The face of Atlantic Avenue east of Flatbush Avenue, the site designated for the Brooklyn Atlantic Yards, is defined by the LIRR tracks that run beneath (from Flatbush Avenue to Bedford Avenue), above (from Bedford Avenue to Dewey Place), and beneath again in East New York until Lefferts Boulevard in Queens.

The Atlantic Avenue Railroad (now LIRR) originally ran along Atlantic Avenue as streetcars pulled by horses. With electrification, other traffic was eliminated from the roadway and Atlantic Avenue became discontinuous. When railway sections west of Jamaica station were put underground in the early 1940s, that portion of Atlantic Avenue became continuous again. East of Jamaica, the railway is still at (or above) ground level.

Just east of the Van Wyck Expressway, the roadway narrows to two lanes and becomes 94th Avenue, after which the roadway soon diverges into side-streets, ending as 157th Street at Liberty Avenue. Atlantic Avenue between the Brooklyn Docks to the Van Wyck Expressway is 10.0 miles long, making it one of Brooklyn's longest streets.

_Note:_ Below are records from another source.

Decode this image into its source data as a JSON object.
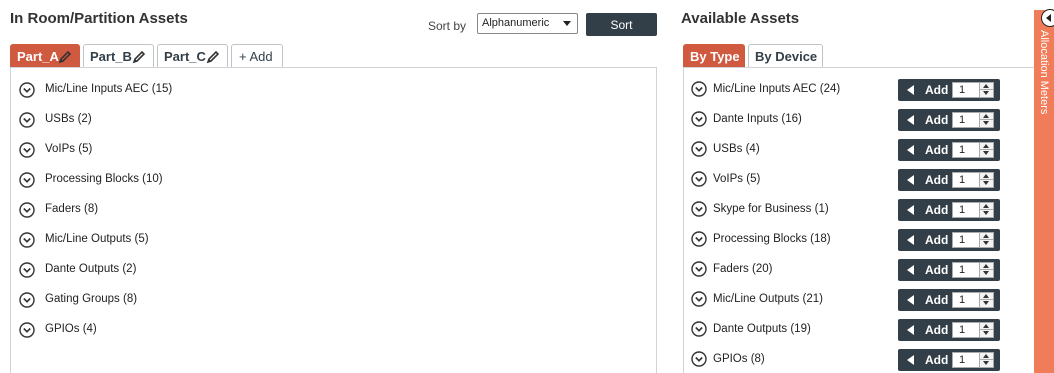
{
  "left_panel": {
    "title": "In Room/Partition Assets",
    "sort_label": "Sort by",
    "sort_value": "Alphanumeric",
    "sort_button": "Sort",
    "tabs": [
      {
        "label": "Part_A",
        "active": true
      },
      {
        "label": "Part_B",
        "active": false
      },
      {
        "label": "Part_C",
        "active": false
      }
    ],
    "add_tab": "+ Add",
    "items": [
      {
        "label": "Mic/Line Inputs AEC (15)"
      },
      {
        "label": "USBs (2)"
      },
      {
        "label": "VoIPs (5)"
      },
      {
        "label": "Processing Blocks (10)"
      },
      {
        "label": "Faders (8)"
      },
      {
        "label": "Mic/Line Outputs (5)"
      },
      {
        "label": "Dante Outputs (2)"
      },
      {
        "label": "Gating Groups (8)"
      },
      {
        "label": "GPIOs (4)"
      }
    ]
  },
  "right_panel": {
    "title": "Available Assets",
    "tabs": [
      {
        "label": "By Type",
        "active": true
      },
      {
        "label": "By Device",
        "active": false
      }
    ],
    "add_label": "Add",
    "items": [
      {
        "label": "Mic/Line Inputs AEC (24)",
        "qty": "1"
      },
      {
        "label": "Dante Inputs (16)",
        "qty": "1"
      },
      {
        "label": "USBs (4)",
        "qty": "1"
      },
      {
        "label": "VoIPs (5)",
        "qty": "1"
      },
      {
        "label": "Skype for Business (1)",
        "qty": "1"
      },
      {
        "label": "Processing Blocks (18)",
        "qty": "1"
      },
      {
        "label": "Faders (20)",
        "qty": "1"
      },
      {
        "label": "Mic/Line Outputs (21)",
        "qty": "1"
      },
      {
        "label": "Dante Outputs (19)",
        "qty": "1"
      },
      {
        "label": "GPIOs (8)",
        "qty": "1"
      }
    ]
  },
  "side_strip": {
    "label": "Allocation Meters",
    "color": "#f07c5a"
  },
  "colors": {
    "accent": "#d05a3f",
    "dark": "#333f48"
  }
}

Pre-electrification maps from 1909[2] and 1910[3][4] show Atlantic Avenue, at that time, continued to the city line. Short roadways still named Atlantic Avenue exist further east adjacent to the LIRR Main Line within Nassau County. A stretch of road still named Atlantic Avenue, just under one mile long, runs just south of the Main Line from the Bellerose station to the Floral Park station.[5] Just north of the Merillon Avenue train station in Garden City is another short roadway called Atlantic Avenue. Other short segments of roadway called Atlantic Avenue exist adjacent to the Main Line at Carle Place in Nassau County, and even as far east as the approach to the Nassau-Suffolk County line, just beyond the Farmingdale LIRR station.

Transit connections[edit]

The Q24 bus runs on Atlantic Avenue from Broadway Junction to Jamaica Center - Parsons/Archer. The B63 runs on it between its western end and Fourth Avenue. The B61 and B65 buses run on this street for short sections. The BMT Canarsie Line has a station on this street at East New York Avenue.

Other Atlantic Avenues in New York City[edit]

A four-block-long Atlantic Avenue exists in Sea Gate, Brooklyn.

See also[edit]

References[edit]